  • 2014

Temperature and polarizability effects on electron transfer in biology and artificial photosynthesis

Description

This study aims to address the deficiencies of the Marcus model of electron transfer

(ET) and then provide modifications to the model. A confirmation of the inverted energy

gap law, which is

This study aims to address the deficiencies of the Marcus model of electron transfer

(ET) and then provide modifications to the model. A confirmation of the inverted energy

gap law, which is the cleanest verification so far, is presented for donor-acceptor complexes.

In addition to the macroscopic properties of the solvent, the physical properties of the solvent

are incorporated in the model via the microscopic solvation model. For the molecules

studied in this dissertation, the rate constant first increases with cooling, in contrast to the

prediction of the Arrhenius law, and then decreases at lower temperatures. Additionally,

the polarizability of solute, which was not considered in the original Marcus theory, is included

by the Q-model of ET. Through accounting for the polarizability of the reactants, the

Q-model offers an important design principle for achieving high performance solar energy

conversion materials. By means of the analytical Q-model of ET, it is shown that including

molecular polarizability of C60 affects the reorganization energy and the activation barrier

of ET reaction.

The theory and Electrochemistry of Ferredoxin and Cytochrome c are also investigated.

By providing a new formulation for reaction reorganization energy, a long-standing disconnect

between the results of atomistic simulations and cyclic voltametery experiments is

resolved. The significant role of polarizability of enzymes in reducing the activation energy

of ET is discussed. The binding/unbinding of waters to the active site of Ferredoxin leads

to non-Gaussian statistics of energy gap and result in a smaller activation energy of ET.

Furthermore, the dielectric constant of water at the interface of neutral and charged

C60 is studied. The dielectric constant is found to be in the range of 10 to 22 which is

remarkably smaller compared to bulk water( 80). Moreover, the interfacial structural

crossover and hydration thermodynamic of charged C60 in water is studied.
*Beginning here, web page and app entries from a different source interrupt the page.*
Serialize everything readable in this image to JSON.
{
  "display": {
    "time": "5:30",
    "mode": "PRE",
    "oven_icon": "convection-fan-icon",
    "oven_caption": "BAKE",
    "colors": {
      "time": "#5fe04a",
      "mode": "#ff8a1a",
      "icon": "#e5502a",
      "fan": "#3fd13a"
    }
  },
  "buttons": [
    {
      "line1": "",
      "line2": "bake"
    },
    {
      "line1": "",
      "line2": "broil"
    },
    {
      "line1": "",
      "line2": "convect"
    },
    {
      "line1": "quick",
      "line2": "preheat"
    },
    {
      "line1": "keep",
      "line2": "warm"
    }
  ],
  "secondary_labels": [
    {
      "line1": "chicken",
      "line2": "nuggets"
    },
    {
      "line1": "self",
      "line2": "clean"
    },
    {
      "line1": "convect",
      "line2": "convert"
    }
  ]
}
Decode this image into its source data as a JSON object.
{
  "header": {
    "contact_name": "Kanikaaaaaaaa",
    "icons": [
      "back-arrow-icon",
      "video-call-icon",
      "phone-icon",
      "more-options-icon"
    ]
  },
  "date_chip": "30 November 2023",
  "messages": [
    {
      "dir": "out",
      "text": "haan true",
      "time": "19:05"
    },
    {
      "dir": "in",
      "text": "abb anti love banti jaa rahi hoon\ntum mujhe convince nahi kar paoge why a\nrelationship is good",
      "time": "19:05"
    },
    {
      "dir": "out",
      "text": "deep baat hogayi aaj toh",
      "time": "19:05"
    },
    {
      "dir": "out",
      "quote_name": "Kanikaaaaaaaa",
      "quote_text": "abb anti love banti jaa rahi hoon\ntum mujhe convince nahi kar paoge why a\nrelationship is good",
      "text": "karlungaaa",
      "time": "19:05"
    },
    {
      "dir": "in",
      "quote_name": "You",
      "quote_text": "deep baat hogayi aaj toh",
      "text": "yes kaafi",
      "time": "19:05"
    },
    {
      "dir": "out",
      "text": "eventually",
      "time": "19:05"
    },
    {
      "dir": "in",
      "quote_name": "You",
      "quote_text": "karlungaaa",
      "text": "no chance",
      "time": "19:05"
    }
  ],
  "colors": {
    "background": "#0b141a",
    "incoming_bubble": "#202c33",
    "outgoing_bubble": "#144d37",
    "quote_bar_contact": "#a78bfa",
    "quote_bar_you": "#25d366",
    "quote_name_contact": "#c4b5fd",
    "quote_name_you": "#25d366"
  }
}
Increasing the

charge of the C60 molecule result in a dramatic structural transition in the hydration shell,

which lead to increase in the population of dangling O-H bonds at the interface.

Contributors

Agent

Created

Date Created
  • 2019